It was the last thing he wanted, but Joe Ledger is back…
Saturday 09:11 Hours: a blast rocks a London Hospital. Thousands are dead or injured…
10:09 Hours: Joe Ledger arrives on the scene to investigate.
I knew going into this review that I was in for a compelling read. The last Joe Ledger novel, The Dragon Factory, ended with an event that was guaranteed to have repercussions in the series going forward and I was curious where the story would go. The members of the Department of Military Sciences (DMS) have suffered a loss and as this third novel begins Joe is on leave in the UK and facing an uncertain future. When an explosion destroys a London hospital Joe is drawn back into the murky world of counter terrorism and global conspiracies.
A new group, called The Seven Kings, are on the rise and it is up to the DMS to try and stop them. Using the ten plagues of Egypt as their template The Kings are trying to generate as much chaos throughout the world as is possible. They are wealthy and powerful group, having near limitless resources. The DMS are finally up against a foe that can match them in skill and training.

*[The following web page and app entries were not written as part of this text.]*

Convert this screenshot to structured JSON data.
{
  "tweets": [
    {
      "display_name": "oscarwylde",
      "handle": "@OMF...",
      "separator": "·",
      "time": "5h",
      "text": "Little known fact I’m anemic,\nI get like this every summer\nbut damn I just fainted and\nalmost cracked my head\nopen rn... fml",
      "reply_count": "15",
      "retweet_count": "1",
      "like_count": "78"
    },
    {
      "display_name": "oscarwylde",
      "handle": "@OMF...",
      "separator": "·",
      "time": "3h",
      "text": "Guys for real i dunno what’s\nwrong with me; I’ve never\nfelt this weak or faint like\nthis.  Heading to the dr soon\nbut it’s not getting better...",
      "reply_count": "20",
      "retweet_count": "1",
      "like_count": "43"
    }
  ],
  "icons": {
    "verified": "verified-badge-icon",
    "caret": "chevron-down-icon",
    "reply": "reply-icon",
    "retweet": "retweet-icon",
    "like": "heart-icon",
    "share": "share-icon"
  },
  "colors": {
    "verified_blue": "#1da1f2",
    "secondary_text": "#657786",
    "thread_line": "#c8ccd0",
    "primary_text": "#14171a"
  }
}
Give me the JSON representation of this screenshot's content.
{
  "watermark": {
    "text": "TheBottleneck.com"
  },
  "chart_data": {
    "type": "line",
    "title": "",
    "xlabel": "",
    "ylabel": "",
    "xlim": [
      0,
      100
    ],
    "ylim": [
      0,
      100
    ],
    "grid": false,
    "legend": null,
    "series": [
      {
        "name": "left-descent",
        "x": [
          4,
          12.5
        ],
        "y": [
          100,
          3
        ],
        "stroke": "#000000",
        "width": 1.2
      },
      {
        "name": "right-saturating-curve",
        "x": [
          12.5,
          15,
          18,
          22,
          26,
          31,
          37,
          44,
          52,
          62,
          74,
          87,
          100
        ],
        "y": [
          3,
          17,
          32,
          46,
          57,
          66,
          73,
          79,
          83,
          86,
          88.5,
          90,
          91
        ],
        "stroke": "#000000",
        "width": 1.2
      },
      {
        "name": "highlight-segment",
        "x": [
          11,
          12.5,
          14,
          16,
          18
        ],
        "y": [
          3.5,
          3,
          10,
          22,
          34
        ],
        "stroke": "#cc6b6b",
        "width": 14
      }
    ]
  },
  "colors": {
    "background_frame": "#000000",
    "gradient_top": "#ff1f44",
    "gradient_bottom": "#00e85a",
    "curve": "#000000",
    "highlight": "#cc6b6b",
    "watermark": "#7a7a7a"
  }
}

After two novels the often mentioned, but previously never seen, Aunt Sallie finally makes her first appearance. I am glad to say it was been well worth the wait. She is a terrific character. I wasn’t sure what to expect as the author has been dangling that particular carrot for two books now, suffice to say she very quickly makes her presence felt and I was not disappointed. As an aside I read a rumour that a television series may be in the offing. If Aunt Sallie was a recurring character, you could be assured I’d watch. I have a good idea who should play her as well but I’ll not name any names as I want to try and avoid spoilers.

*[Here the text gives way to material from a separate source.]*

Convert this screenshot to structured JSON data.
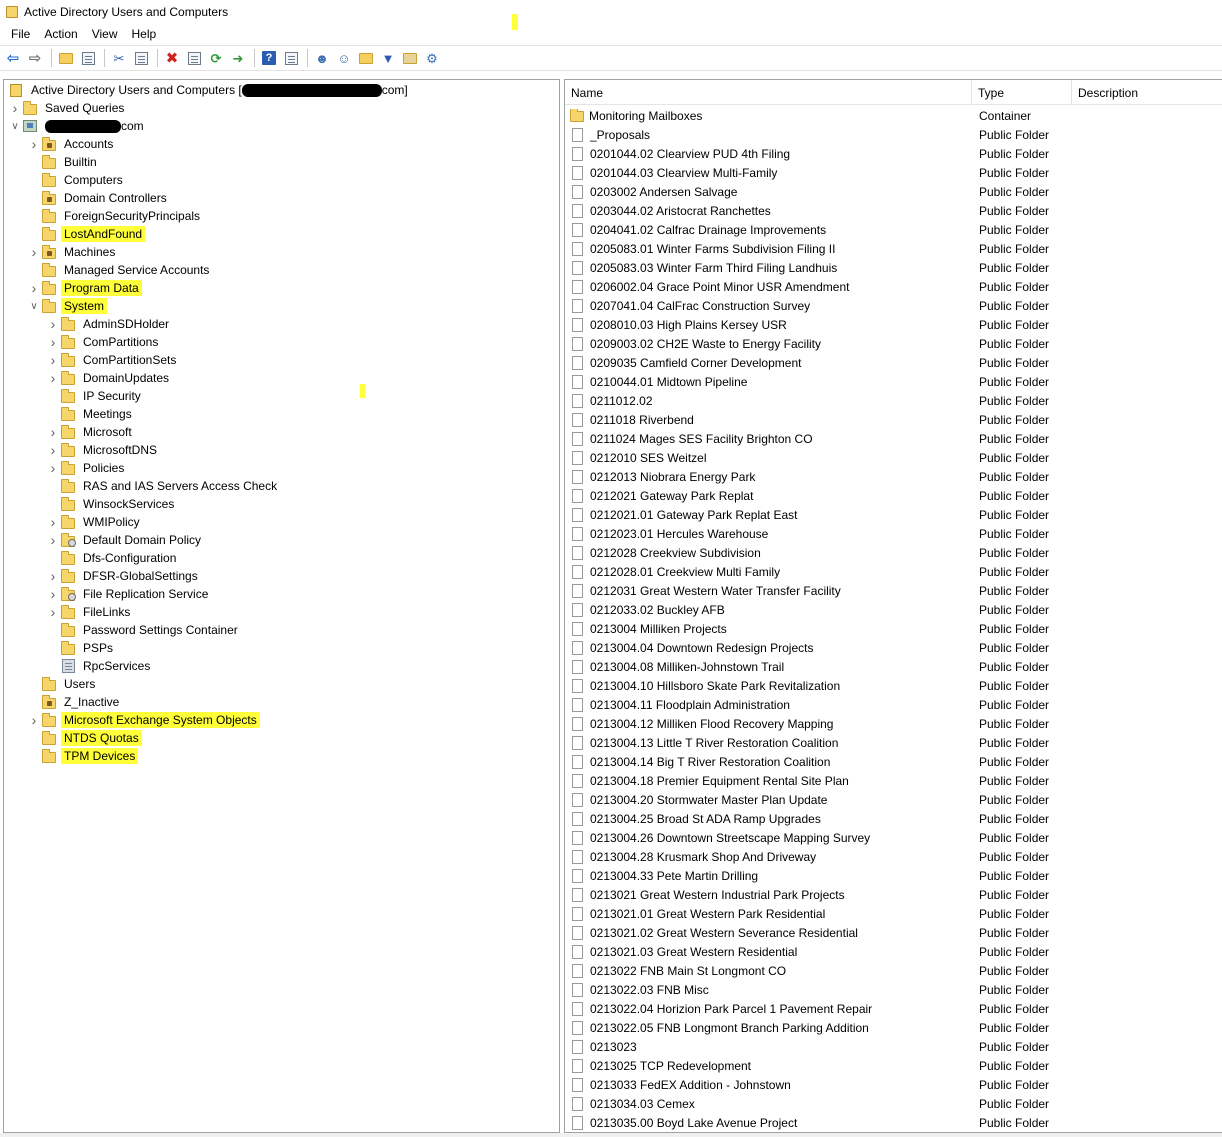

We also finally get just a little light shed on Mr Church, the head of DMS, not too much though. He does still remain very much a man of mystery, which continues to make him one of the most enjoyable characters in the series. Sometimes when I’m reading a novel, I have the criticism that the characterisation is not in-depth enough for my liking. I am always keen to know as much about a character as I can, but Mr Church is the exception to this rule. The air of mystery that surrounds him feels right. He inhabits a shadowy, clandestine world so it is only right that he is an enigma himself.
Additionally, The King of Plagues sees the return of some characters from the first novel, Patient Zero. It’s a welcome inclusion and helps to flesh out the ever expanding Joe Ledger universe. There is a growing sense of continuity with each new novel as the series continues. Jonathan Maberry is swiftly becoming my favourite thriller writer.
There is a truly insightful sentiment expressed, regarding the nature of terrorism, in the closing paragraphs of the novel. Based on recent events it could not be more topical if it tried. It details why men and women put themselves in harm’s way to stop others from performing acts of violence. The King of Plagues is like a template for how all thrillers should be. Not only does it have real pace and contains more action than I thought possible, it is also has brains. It’s not often that I get to say that I wasn’t just entertained, I was educated.